Segment Start: SOURCE DATA
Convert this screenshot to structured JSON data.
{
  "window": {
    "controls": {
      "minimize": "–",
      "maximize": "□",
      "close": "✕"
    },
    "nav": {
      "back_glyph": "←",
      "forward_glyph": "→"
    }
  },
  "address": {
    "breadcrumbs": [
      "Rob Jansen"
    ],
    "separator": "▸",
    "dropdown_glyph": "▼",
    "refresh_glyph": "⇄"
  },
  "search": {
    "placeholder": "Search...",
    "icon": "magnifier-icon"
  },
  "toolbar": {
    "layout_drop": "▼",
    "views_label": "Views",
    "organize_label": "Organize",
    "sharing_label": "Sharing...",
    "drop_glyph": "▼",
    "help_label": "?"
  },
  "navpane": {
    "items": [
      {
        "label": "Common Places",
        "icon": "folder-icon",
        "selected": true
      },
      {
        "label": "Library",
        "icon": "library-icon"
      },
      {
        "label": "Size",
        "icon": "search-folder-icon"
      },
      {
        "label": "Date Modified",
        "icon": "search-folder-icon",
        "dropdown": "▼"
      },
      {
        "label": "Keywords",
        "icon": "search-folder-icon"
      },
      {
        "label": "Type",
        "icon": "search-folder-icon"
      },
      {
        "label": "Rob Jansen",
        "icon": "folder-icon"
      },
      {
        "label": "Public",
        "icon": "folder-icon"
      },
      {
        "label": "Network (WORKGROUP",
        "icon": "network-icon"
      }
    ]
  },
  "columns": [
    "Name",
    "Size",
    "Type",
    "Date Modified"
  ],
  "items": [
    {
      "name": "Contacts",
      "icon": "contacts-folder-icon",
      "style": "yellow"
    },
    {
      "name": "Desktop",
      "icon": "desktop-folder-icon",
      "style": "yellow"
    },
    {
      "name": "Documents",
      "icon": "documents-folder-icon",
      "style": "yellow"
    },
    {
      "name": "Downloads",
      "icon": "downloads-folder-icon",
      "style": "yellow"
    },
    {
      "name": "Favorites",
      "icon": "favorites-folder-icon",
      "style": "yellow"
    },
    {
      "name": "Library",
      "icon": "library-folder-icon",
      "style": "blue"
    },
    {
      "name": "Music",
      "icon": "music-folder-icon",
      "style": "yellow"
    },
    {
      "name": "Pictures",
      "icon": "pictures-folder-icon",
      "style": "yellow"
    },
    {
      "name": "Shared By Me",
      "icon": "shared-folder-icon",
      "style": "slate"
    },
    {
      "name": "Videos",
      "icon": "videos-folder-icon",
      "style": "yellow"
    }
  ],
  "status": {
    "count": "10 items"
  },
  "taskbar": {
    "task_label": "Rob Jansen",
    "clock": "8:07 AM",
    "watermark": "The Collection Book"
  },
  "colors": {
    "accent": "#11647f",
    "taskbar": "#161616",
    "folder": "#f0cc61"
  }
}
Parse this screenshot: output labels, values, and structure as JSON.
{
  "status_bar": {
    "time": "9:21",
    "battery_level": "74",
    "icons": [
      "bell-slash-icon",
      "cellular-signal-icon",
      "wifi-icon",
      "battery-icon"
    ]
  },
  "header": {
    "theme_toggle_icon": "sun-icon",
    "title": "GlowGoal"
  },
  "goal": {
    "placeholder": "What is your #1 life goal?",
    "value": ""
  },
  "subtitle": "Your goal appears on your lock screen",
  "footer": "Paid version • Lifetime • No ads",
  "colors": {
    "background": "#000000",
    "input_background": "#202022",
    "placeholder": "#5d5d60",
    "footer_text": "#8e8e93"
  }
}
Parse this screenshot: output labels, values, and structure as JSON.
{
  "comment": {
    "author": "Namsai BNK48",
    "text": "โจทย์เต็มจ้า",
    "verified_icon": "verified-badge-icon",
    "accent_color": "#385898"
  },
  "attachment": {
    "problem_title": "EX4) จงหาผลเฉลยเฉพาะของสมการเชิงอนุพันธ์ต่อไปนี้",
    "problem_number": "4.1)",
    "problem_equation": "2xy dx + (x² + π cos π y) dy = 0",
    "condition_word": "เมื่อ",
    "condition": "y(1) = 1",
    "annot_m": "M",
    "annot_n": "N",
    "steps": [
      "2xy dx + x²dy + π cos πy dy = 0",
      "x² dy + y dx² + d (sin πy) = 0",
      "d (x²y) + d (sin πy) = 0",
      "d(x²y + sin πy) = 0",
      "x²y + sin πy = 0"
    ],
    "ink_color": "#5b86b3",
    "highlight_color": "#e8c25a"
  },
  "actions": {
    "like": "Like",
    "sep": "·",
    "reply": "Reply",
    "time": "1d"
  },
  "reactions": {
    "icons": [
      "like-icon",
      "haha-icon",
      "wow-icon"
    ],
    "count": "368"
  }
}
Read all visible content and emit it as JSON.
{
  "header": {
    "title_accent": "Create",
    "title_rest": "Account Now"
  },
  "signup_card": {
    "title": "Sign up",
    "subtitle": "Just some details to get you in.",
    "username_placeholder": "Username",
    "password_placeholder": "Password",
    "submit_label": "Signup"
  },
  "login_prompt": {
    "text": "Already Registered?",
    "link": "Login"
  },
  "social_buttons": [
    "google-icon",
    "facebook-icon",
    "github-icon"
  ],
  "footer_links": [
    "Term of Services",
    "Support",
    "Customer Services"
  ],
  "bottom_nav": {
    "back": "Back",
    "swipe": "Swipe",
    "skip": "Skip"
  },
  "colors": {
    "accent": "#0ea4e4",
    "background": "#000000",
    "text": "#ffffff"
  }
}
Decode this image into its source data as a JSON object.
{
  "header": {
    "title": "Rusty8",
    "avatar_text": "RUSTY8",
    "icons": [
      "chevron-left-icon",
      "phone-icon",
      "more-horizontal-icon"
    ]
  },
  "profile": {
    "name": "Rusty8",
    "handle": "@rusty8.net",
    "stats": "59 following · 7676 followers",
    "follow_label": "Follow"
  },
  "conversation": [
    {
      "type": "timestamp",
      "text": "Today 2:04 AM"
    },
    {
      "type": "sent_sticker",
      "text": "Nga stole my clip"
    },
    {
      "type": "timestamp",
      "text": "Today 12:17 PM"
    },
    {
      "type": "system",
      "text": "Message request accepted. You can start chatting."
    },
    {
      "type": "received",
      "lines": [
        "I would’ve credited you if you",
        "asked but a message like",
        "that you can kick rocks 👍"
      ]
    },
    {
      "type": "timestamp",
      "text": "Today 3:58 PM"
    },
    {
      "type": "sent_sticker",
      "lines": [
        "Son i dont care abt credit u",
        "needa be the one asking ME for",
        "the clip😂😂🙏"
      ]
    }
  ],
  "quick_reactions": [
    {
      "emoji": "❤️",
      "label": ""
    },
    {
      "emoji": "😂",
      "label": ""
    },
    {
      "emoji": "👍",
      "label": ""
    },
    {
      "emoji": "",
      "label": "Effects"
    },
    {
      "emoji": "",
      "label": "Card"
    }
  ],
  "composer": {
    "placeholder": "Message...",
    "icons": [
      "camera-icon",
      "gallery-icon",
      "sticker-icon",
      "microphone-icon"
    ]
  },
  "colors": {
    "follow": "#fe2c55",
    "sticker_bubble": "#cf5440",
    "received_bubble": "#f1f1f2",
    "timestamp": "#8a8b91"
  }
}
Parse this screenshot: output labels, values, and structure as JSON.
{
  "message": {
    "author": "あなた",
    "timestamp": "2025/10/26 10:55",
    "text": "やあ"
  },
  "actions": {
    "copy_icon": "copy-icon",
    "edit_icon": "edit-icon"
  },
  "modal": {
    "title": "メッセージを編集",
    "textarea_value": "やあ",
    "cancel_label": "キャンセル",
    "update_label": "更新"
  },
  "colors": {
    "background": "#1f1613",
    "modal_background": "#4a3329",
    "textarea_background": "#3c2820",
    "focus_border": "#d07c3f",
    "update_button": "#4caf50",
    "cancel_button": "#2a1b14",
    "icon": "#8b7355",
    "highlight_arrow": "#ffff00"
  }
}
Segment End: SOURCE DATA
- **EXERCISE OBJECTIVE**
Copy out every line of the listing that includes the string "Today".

- **TASK SOLUTION**
      "text": "Today 2:04 AM"
      "text": "Today 12:17 PM"
      "text": "Today 3:58 PM"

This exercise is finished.